DATA RECORDS ->
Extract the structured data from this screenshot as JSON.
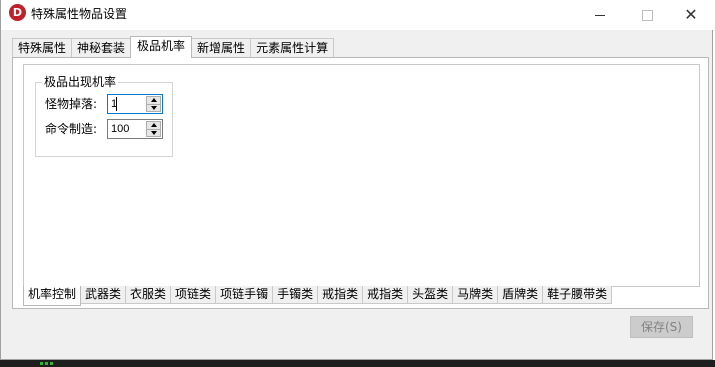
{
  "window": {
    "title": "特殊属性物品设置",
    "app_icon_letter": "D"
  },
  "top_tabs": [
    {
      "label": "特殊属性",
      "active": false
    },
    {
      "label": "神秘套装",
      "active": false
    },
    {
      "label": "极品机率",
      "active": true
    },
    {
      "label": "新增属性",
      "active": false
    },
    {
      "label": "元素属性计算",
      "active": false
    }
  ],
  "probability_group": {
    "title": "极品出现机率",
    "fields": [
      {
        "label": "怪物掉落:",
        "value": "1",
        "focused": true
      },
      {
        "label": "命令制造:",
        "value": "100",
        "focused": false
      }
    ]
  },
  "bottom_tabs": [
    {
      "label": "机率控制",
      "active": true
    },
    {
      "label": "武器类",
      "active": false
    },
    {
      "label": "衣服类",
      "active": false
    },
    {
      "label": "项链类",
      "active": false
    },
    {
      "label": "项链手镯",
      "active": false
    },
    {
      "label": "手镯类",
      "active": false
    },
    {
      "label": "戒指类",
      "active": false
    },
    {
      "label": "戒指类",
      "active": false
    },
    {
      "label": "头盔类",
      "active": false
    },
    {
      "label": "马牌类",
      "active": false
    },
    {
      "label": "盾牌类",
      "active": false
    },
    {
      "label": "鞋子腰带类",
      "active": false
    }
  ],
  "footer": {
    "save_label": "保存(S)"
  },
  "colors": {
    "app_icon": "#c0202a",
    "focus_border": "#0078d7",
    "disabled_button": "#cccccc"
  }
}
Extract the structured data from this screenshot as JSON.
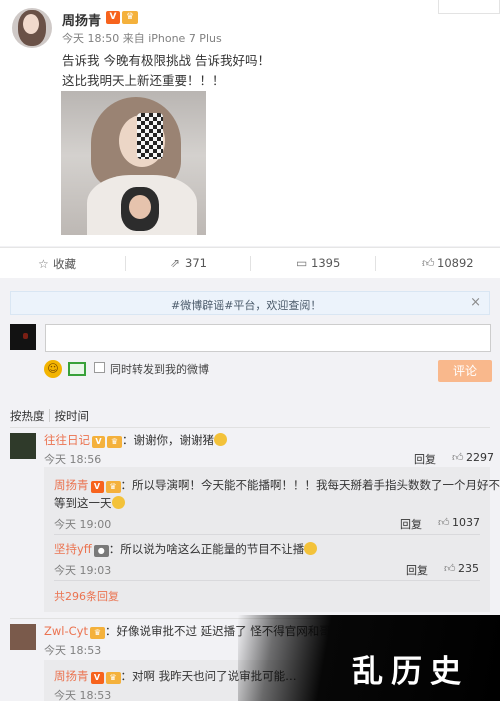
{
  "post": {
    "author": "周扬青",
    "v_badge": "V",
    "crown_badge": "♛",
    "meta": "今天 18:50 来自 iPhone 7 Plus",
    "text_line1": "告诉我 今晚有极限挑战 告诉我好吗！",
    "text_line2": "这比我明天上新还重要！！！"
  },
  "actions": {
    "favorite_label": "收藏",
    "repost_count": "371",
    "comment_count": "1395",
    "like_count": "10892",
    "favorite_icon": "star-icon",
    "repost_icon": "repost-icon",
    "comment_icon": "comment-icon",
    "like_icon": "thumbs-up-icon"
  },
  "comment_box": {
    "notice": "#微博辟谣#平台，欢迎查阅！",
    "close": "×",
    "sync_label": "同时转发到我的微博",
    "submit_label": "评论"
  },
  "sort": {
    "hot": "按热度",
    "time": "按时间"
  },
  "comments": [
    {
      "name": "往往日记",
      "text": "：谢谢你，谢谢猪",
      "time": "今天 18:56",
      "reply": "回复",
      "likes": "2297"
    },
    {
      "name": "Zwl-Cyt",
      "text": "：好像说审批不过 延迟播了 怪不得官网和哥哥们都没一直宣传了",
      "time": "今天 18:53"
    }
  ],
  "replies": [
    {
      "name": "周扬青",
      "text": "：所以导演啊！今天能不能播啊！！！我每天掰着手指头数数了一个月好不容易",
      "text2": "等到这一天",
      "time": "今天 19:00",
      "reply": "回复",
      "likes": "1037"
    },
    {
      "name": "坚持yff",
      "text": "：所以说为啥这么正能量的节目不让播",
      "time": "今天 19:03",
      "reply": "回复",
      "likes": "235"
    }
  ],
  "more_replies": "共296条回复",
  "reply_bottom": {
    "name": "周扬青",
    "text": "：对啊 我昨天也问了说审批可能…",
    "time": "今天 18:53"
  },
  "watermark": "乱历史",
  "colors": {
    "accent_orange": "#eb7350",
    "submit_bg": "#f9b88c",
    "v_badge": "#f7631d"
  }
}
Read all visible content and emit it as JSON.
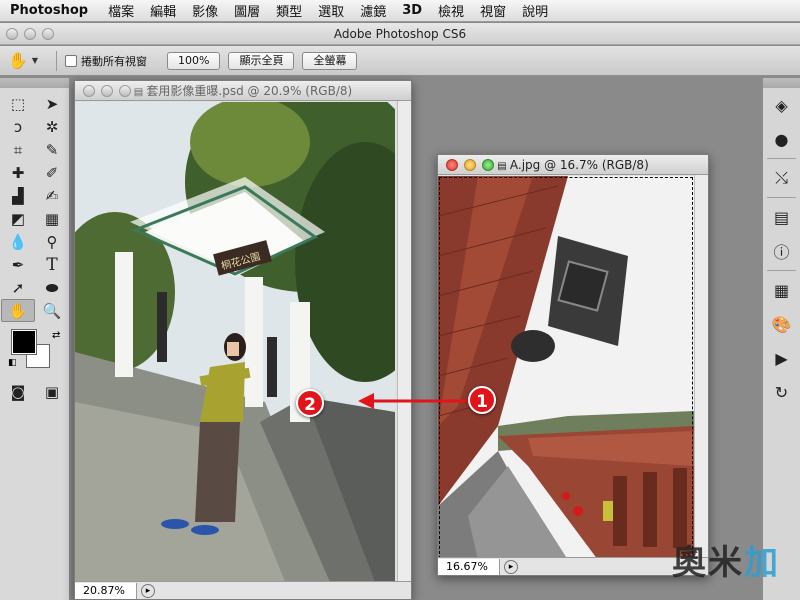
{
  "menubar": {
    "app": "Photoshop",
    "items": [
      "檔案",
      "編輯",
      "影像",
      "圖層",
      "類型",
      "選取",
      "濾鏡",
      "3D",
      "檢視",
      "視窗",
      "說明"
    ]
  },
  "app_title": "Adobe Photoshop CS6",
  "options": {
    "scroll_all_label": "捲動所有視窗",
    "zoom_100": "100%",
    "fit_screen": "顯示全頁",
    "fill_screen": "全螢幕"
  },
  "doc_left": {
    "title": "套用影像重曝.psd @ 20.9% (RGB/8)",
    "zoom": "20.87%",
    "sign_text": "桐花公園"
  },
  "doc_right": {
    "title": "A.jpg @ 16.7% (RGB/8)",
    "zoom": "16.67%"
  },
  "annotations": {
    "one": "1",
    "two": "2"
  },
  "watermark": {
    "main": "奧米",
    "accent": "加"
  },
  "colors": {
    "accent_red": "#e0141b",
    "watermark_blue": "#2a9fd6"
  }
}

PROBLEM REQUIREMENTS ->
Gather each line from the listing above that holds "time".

RESULT BELOW ->
    "time": "按时间"
      "time": "今天 18:56",
      "time": "今天 18:53"
      "time": "今天 19:00",
      "time": "今天 19:03",
    "time": "今天 18:53"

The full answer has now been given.